*EXERCISE*:
Please set down each entry exactly, omitting any picture it holds.

(Records from a data source)
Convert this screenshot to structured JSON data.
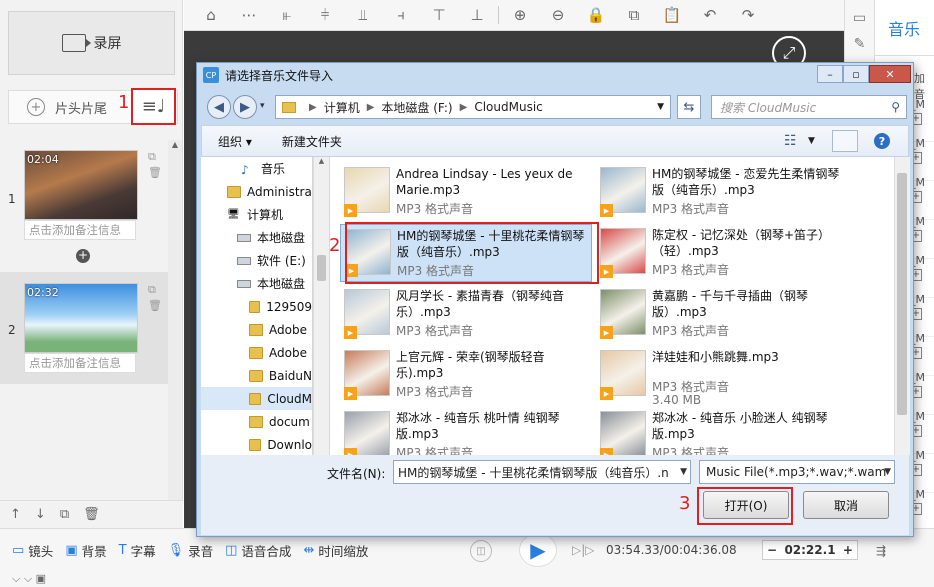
{
  "left": {
    "record_label": "录屏",
    "tab_label": "片头片尾",
    "clips": [
      {
        "index": "1",
        "time": "02:04",
        "note": "点击添加备注信息"
      },
      {
        "index": "2",
        "time": "02:32",
        "note": "点击添加备注信息"
      }
    ]
  },
  "annotations": {
    "step1": "1",
    "step2": "2",
    "step3": "3"
  },
  "right_panel": {
    "tab": "音乐",
    "add_label": "加音",
    "items": [
      "_M",
      "_M",
      "_M",
      "_M",
      "_M",
      "_M",
      "_M",
      "_M",
      "_M",
      "_M",
      "_M"
    ]
  },
  "bottom": {
    "items": [
      {
        "icon": "camera-icon",
        "label": "镜头"
      },
      {
        "icon": "image-icon",
        "label": "背景"
      },
      {
        "icon": "text-icon",
        "label": "字幕"
      },
      {
        "icon": "mic-icon",
        "label": "录音"
      },
      {
        "icon": "speech-icon",
        "label": "语音合成"
      },
      {
        "icon": "time-scale-icon",
        "label": "时间缩放"
      }
    ],
    "timecode": "03:54.33/00:04:36.08",
    "zoom_value": "02:22.1",
    "zoom_minus": "−",
    "zoom_plus": "+"
  },
  "dialog": {
    "title": "请选择音乐文件导入",
    "address": [
      "计算机",
      "本地磁盘 (F:)",
      "CloudMusic"
    ],
    "search_placeholder": "搜索 CloudMusic",
    "organize": "组织 ▾",
    "new_folder": "新建文件夹",
    "nav": [
      {
        "label": "音乐",
        "type": "music"
      },
      {
        "label": "Administra",
        "type": "folder"
      },
      {
        "label": "计算机",
        "type": "computer"
      },
      {
        "label": "本地磁盘",
        "type": "drive"
      },
      {
        "label": "软件 (E:)",
        "type": "drive"
      },
      {
        "label": "本地磁盘",
        "type": "drive"
      },
      {
        "label": "129509",
        "type": "folder"
      },
      {
        "label": "Adobe",
        "type": "folder"
      },
      {
        "label": "Adobe",
        "type": "folder"
      },
      {
        "label": "BaiduN",
        "type": "folder"
      },
      {
        "label": "CloudM",
        "type": "folder",
        "selected": true
      },
      {
        "label": "docum",
        "type": "folder"
      },
      {
        "label": "Downlo",
        "type": "folder"
      }
    ],
    "files": [
      {
        "name": "Andrea Lindsay - Les yeux de Marie.mp3",
        "meta": "MP3 格式声音",
        "color": "#e8d6b0"
      },
      {
        "name": "HM的钢琴城堡 - 恋爱先生柔情钢琴版（纯音乐）.mp3",
        "meta": "MP3 格式声音",
        "color": "#9ab7cf"
      },
      {
        "name": "HM的钢琴城堡 - 十里桃花柔情钢琴版（纯音乐）.mp3",
        "meta": "MP3 格式声音",
        "color": "#8fb3d1",
        "selected": true
      },
      {
        "name": "陈定权 - 记忆深处（钢琴+笛子）（轻）.mp3",
        "meta": "MP3 格式声音",
        "color": "#d94a4a"
      },
      {
        "name": "风月学长 - 素描青春（钢琴纯音乐）.mp3",
        "meta": "MP3 格式声音",
        "color": "#b9c8d8"
      },
      {
        "name": "黄嘉鹏 - 千与千寻插曲（钢琴版）.mp3",
        "meta": "MP3 格式声音",
        "color": "#7d8f6a"
      },
      {
        "name": "上官元辉 - 荣幸(钢琴版轻音乐).mp3",
        "meta": "MP3 格式声音",
        "color": "#c77b5a"
      },
      {
        "name": "洋娃娃和小熊跳舞.mp3",
        "meta": "MP3 格式声音",
        "size": "3.40 MB",
        "color": "#e7c7a4"
      },
      {
        "name": "郑冰冰 - 纯音乐 桃叶情 纯钢琴版.mp3",
        "meta": "MP3 格式声音",
        "color": "#9aa0ab"
      },
      {
        "name": "郑冰冰 - 纯音乐 小脸迷人 纯钢琴版.mp3",
        "meta": "MP3 格式声音",
        "color": "#8a8f99"
      }
    ],
    "filename_label": "文件名(N):",
    "filename_value": "HM的钢琴城堡 - 十里桃花柔情钢琴版（纯音乐）.n",
    "filetype_value": "Music File(*.mp3;*.wav;*.wam",
    "open_label": "打开(O)",
    "cancel_label": "取消"
  }
}
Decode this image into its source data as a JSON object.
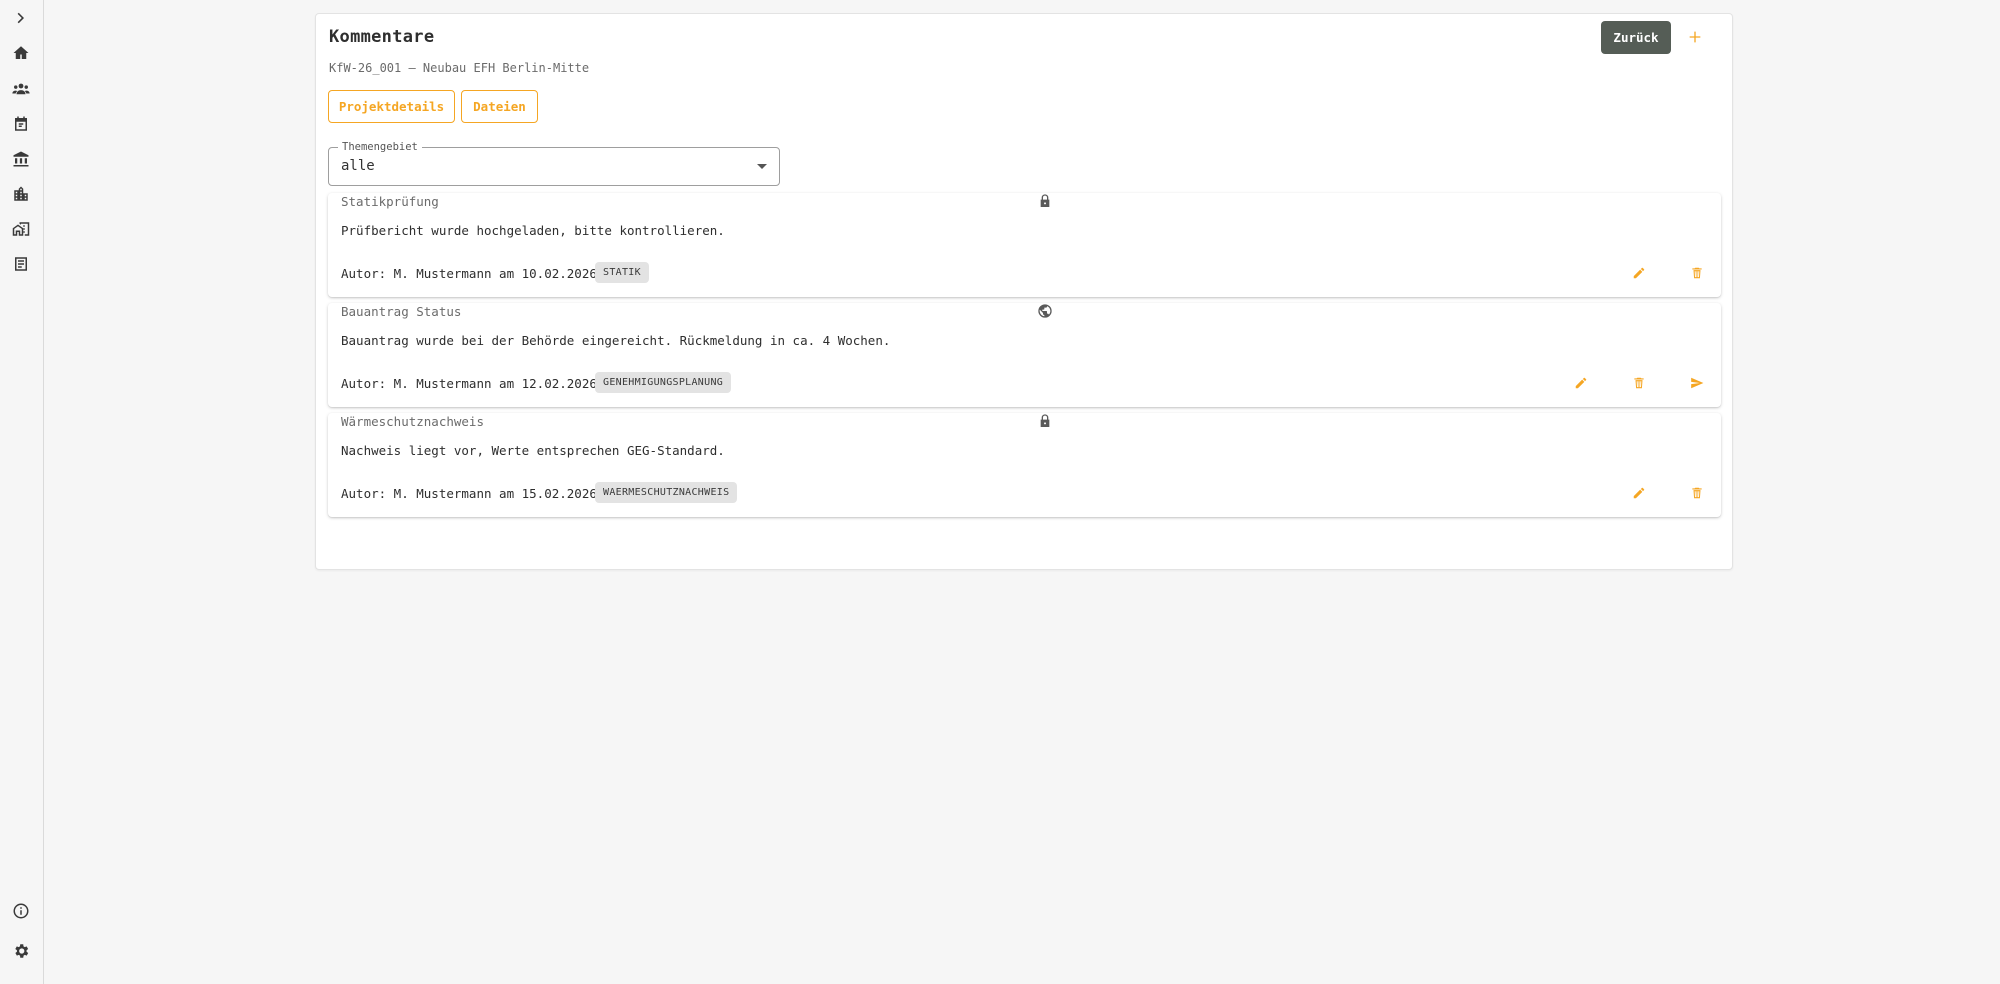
{
  "sidebar": {
    "items": [
      {
        "icon": "chevron-right-icon",
        "label": "expand"
      },
      {
        "icon": "home-icon",
        "label": "home"
      },
      {
        "icon": "people-icon",
        "label": "contacts"
      },
      {
        "icon": "calendar-icon",
        "label": "calendar"
      },
      {
        "icon": "bank-icon",
        "label": "institutions"
      },
      {
        "icon": "building-icon",
        "label": "buildings"
      },
      {
        "icon": "city-icon",
        "label": "projects"
      },
      {
        "icon": "comments-icon",
        "label": "comments"
      },
      {
        "icon": "info-icon",
        "label": "info"
      },
      {
        "icon": "gear-icon",
        "label": "settings"
      }
    ]
  },
  "header": {
    "title": "Kommentare",
    "subtitle": "KfW-26_001 – Neubau EFH Berlin-Mitte",
    "back_label": "Zurück",
    "add_icon": "plus-icon"
  },
  "tabs": {
    "projektdetails": "Projektdetails",
    "dateien": "Dateien"
  },
  "filter": {
    "label": "Themengebiet",
    "value": "alle"
  },
  "comments": [
    {
      "title": "Statikprüfung",
      "visibility": "lock-icon",
      "body": "Prüfbericht wurde hochgeladen, bitte kontrollieren.",
      "author": "Autor: M. Mustermann am 10.02.2026",
      "tag": "STATIK",
      "actions": [
        "edit-icon",
        "delete-icon"
      ]
    },
    {
      "title": "Bauantrag Status",
      "visibility": "globe-icon",
      "body": "Bauantrag wurde bei der Behörde eingereicht. Rückmeldung in ca. 4 Wochen.",
      "author": "Autor: M. Mustermann am 12.02.2026",
      "tag": "GENEHMIGUNGSPLANUNG",
      "actions": [
        "edit-icon",
        "delete-icon",
        "send-icon"
      ]
    },
    {
      "title": "Wärmeschutznachweis",
      "visibility": "lock-icon",
      "body": "Nachweis liegt vor, Werte entsprechen GEG-Standard.",
      "author": "Autor: M. Mustermann am 15.02.2026",
      "tag": "WAERMESCHUTZNACHWEIS",
      "actions": [
        "edit-icon",
        "delete-icon"
      ]
    }
  ],
  "colors": {
    "accent": "#f5a623",
    "back_button": "#555d56",
    "chip": "#e3e3e3"
  }
}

*RESULT OF THE EXERCISE*:
Convert this screenshot to structured JSON data.
{
  "left": {
    "record_label": "录屏",
    "tab_label": "片头片尾",
    "clips": [
      {
        "index": "1",
        "time": "02:04",
        "note": "点击添加备注信息"
      },
      {
        "index": "2",
        "time": "02:32",
        "note": "点击添加备注信息"
      }
    ]
  },
  "annotations": {
    "step1": "1",
    "step2": "2",
    "step3": "3"
  },
  "right_panel": {
    "tab": "音乐",
    "add_label": "加音",
    "items": [
      "_M",
      "_M",
      "_M",
      "_M",
      "_M",
      "_M",
      "_M",
      "_M",
      "_M",
      "_M",
      "_M"
    ]
  },
  "bottom": {
    "items": [
      {
        "icon": "camera-icon",
        "label": "镜头"
      },
      {
        "icon": "image-icon",
        "label": "背景"
      },
      {
        "icon": "text-icon",
        "label": "字幕"
      },
      {
        "icon": "mic-icon",
        "label": "录音"
      },
      {
        "icon": "speech-icon",
        "label": "语音合成"
      },
      {
        "icon": "time-scale-icon",
        "label": "时间缩放"
      }
    ],
    "timecode": "03:54.33/00:04:36.08",
    "zoom_value": "02:22.1",
    "zoom_minus": "−",
    "zoom_plus": "+"
  },
  "dialog": {
    "title": "请选择音乐文件导入",
    "address": [
      "计算机",
      "本地磁盘 (F:)",
      "CloudMusic"
    ],
    "search_placeholder": "搜索 CloudMusic",
    "organize": "组织 ▾",
    "new_folder": "新建文件夹",
    "nav": [
      {
        "label": "音乐",
        "type": "music"
      },
      {
        "label": "Administra",
        "type": "folder"
      },
      {
        "label": "计算机",
        "type": "computer"
      },
      {
        "label": "本地磁盘",
        "type": "drive"
      },
      {
        "label": "软件 (E:)",
        "type": "drive"
      },
      {
        "label": "本地磁盘",
        "type": "drive"
      },
      {
        "label": "129509",
        "type": "folder"
      },
      {
        "label": "Adobe",
        "type": "folder"
      },
      {
        "label": "Adobe",
        "type": "folder"
      },
      {
        "label": "BaiduN",
        "type": "folder"
      },
      {
        "label": "CloudM",
        "type": "folder",
        "selected": true
      },
      {
        "label": "docum",
        "type": "folder"
      },
      {
        "label": "Downlo",
        "type": "folder"
      }
    ],
    "files": [
      {
        "name": "Andrea Lindsay - Les yeux de Marie.mp3",
        "meta": "MP3 格式声音",
        "color": "#e8d6b0"
      },
      {
        "name": "HM的钢琴城堡 - 恋爱先生柔情钢琴版（纯音乐）.mp3",
        "meta": "MP3 格式声音",
        "color": "#9ab7cf"
      },
      {
        "name": "HM的钢琴城堡 - 十里桃花柔情钢琴版（纯音乐）.mp3",
        "meta": "MP3 格式声音",
        "color": "#8fb3d1",
        "selected": true
      },
      {
        "name": "陈定权 - 记忆深处（钢琴+笛子）（轻）.mp3",
        "meta": "MP3 格式声音",
        "color": "#d94a4a"
      },
      {
        "name": "风月学长 - 素描青春（钢琴纯音乐）.mp3",
        "meta": "MP3 格式声音",
        "color": "#b9c8d8"
      },
      {
        "name": "黄嘉鹏 - 千与千寻插曲（钢琴版）.mp3",
        "meta": "MP3 格式声音",
        "color": "#7d8f6a"
      },
      {
        "name": "上官元辉 - 荣幸(钢琴版轻音乐).mp3",
        "meta": "MP3 格式声音",
        "color": "#c77b5a"
      },
      {
        "name": "洋娃娃和小熊跳舞.mp3",
        "meta": "MP3 格式声音",
        "size": "3.40 MB",
        "color": "#e7c7a4"
      },
      {
        "name": "郑冰冰 - 纯音乐 桃叶情 纯钢琴版.mp3",
        "meta": "MP3 格式声音",
        "color": "#9aa0ab"
      },
      {
        "name": "郑冰冰 - 纯音乐 小脸迷人 纯钢琴版.mp3",
        "meta": "MP3 格式声音",
        "color": "#8a8f99"
      }
    ],
    "filename_label": "文件名(N):",
    "filename_value": "HM的钢琴城堡 - 十里桃花柔情钢琴版（纯音乐）.n",
    "filetype_value": "Music File(*.mp3;*.wav;*.wam",
    "open_label": "打开(O)",
    "cancel_label": "取消"
  }
}
Decode this image into its source data as a JSON object.
{
  "sidebar": {
    "items": [
      {
        "icon": "chevron-right-icon",
        "label": "expand"
      },
      {
        "icon": "home-icon",
        "label": "home"
      },
      {
        "icon": "people-icon",
        "label": "contacts"
      },
      {
        "icon": "calendar-icon",
        "label": "calendar"
      },
      {
        "icon": "bank-icon",
        "label": "institutions"
      },
      {
        "icon": "building-icon",
        "label": "buildings"
      },
      {
        "icon": "city-icon",
        "label": "projects"
      },
      {
        "icon": "comments-icon",
        "label": "comments"
      },
      {
        "icon": "info-icon",
        "label": "info"
      },
      {
        "icon": "gear-icon",
        "label": "settings"
      }
    ]
  },
  "header": {
    "title": "Kommentare",
    "subtitle": "KfW-26_001 – Neubau EFH Berlin-Mitte",
    "back_label": "Zurück",
    "add_icon": "plus-icon"
  },
  "tabs": {
    "projektdetails": "Projektdetails",
    "dateien": "Dateien"
  },
  "filter": {
    "label": "Themengebiet",
    "value": "alle"
  },
  "comments": [
    {
      "title": "Statikprüfung",
      "visibility": "lock-icon",
      "body": "Prüfbericht wurde hochgeladen, bitte kontrollieren.",
      "author": "Autor: M. Mustermann am 10.02.2026",
      "tag": "STATIK",
      "actions": [
        "edit-icon",
        "delete-icon"
      ]
    },
    {
      "title": "Bauantrag Status",
      "visibility": "globe-icon",
      "body": "Bauantrag wurde bei der Behörde eingereicht. Rückmeldung in ca. 4 Wochen.",
      "author": "Autor: M. Mustermann am 12.02.2026",
      "tag": "GENEHMIGUNGSPLANUNG",
      "actions": [
        "edit-icon",
        "delete-icon",
        "send-icon"
      ]
    },
    {
      "title": "Wärmeschutznachweis",
      "visibility": "lock-icon",
      "body": "Nachweis liegt vor, Werte entsprechen GEG-Standard.",
      "author": "Autor: M. Mustermann am 15.02.2026",
      "tag": "WAERMESCHUTZNACHWEIS",
      "actions": [
        "edit-icon",
        "delete-icon"
      ]
    }
  ],
  "colors": {
    "accent": "#f5a623",
    "back_button": "#555d56",
    "chip": "#e3e3e3"
  }
}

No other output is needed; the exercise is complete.